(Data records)
---------------

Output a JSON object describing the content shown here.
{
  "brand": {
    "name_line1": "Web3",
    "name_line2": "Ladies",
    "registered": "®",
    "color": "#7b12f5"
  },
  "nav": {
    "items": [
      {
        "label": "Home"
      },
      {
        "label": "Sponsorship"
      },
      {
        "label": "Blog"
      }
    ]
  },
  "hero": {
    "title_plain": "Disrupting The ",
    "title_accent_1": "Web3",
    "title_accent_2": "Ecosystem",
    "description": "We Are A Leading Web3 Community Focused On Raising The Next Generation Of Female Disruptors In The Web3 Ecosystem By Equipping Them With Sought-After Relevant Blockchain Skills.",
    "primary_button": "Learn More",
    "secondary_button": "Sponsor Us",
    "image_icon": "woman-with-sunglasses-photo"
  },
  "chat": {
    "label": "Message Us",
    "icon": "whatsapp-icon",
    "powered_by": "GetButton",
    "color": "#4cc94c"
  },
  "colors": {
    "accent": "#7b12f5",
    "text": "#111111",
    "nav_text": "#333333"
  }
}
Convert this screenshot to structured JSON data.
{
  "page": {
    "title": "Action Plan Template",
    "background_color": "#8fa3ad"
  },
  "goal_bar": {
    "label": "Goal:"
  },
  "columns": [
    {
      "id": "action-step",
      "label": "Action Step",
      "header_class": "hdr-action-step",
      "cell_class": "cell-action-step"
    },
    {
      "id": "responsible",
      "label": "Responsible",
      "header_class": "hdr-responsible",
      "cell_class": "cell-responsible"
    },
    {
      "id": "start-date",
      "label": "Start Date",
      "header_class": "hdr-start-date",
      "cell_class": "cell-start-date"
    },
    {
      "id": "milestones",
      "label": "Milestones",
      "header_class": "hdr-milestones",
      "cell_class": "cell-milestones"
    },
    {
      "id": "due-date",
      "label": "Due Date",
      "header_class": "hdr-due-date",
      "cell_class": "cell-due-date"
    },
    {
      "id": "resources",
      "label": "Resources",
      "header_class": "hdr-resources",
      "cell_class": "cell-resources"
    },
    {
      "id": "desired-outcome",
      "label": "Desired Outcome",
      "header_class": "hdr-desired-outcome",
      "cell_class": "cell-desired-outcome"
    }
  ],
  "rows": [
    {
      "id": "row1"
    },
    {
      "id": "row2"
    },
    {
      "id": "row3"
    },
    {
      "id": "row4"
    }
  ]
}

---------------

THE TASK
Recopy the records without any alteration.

EXERCISE OUTPUT
Output a JSON object describing the content shown here.
{
  "brand": {
    "name_line1": "Web3",
    "name_line2": "Ladies",
    "registered": "®",
    "color": "#7b12f5"
  },
  "nav": {
    "items": [
      {
        "label": "Home"
      },
      {
        "label": "Sponsorship"
      },
      {
        "label": "Blog"
      }
    ]
  },
  "hero": {
    "title_plain": "Disrupting The ",
    "title_accent_1": "Web3",
    "title_accent_2": "Ecosystem",
    "description": "We Are A Leading Web3 Community Focused On Raising The Next Generation Of Female Disruptors In The Web3 Ecosystem By Equipping Them With Sought-After Relevant Blockchain Skills.",
    "primary_button": "Learn More",
    "secondary_button": "Sponsor Us",
    "image_icon": "woman-with-sunglasses-photo"
  },
  "chat": {
    "label": "Message Us",
    "icon": "whatsapp-icon",
    "powered_by": "GetButton",
    "color": "#4cc94c"
  },
  "colors": {
    "accent": "#7b12f5",
    "text": "#111111",
    "nav_text": "#333333"
  }
}
Convert this screenshot to structured JSON data.
{
  "page": {
    "title": "Action Plan Template",
    "background_color": "#8fa3ad"
  },
  "goal_bar": {
    "label": "Goal:"
  },
  "columns": [
    {
      "id": "action-step",
      "label": "Action Step",
      "header_class": "hdr-action-step",
      "cell_class": "cell-action-step"
    },
    {
      "id": "responsible",
      "label": "Responsible",
      "header_class": "hdr-responsible",
      "cell_class": "cell-responsible"
    },
    {
      "id": "start-date",
      "label": "Start Date",
      "header_class": "hdr-start-date",
      "cell_class": "cell-start-date"
    },
    {
      "id": "milestones",
      "label": "Milestones",
      "header_class": "hdr-milestones",
      "cell_class": "cell-milestones"
    },
    {
      "id": "due-date",
      "label": "Due Date",
      "header_class": "hdr-due-date",
      "cell_class": "cell-due-date"
    },
    {
      "id": "resources",
      "label": "Resources",
      "header_class": "hdr-resources",
      "cell_class": "cell-resources"
    },
    {
      "id": "desired-outcome",
      "label": "Desired Outcome",
      "header_class": "hdr-desired-outcome",
      "cell_class": "cell-desired-outcome"
    }
  ],
  "rows": [
    {
      "id": "row1"
    },
    {
      "id": "row2"
    },
    {
      "id": "row3"
    },
    {
      "id": "row4"
    }
  ]
}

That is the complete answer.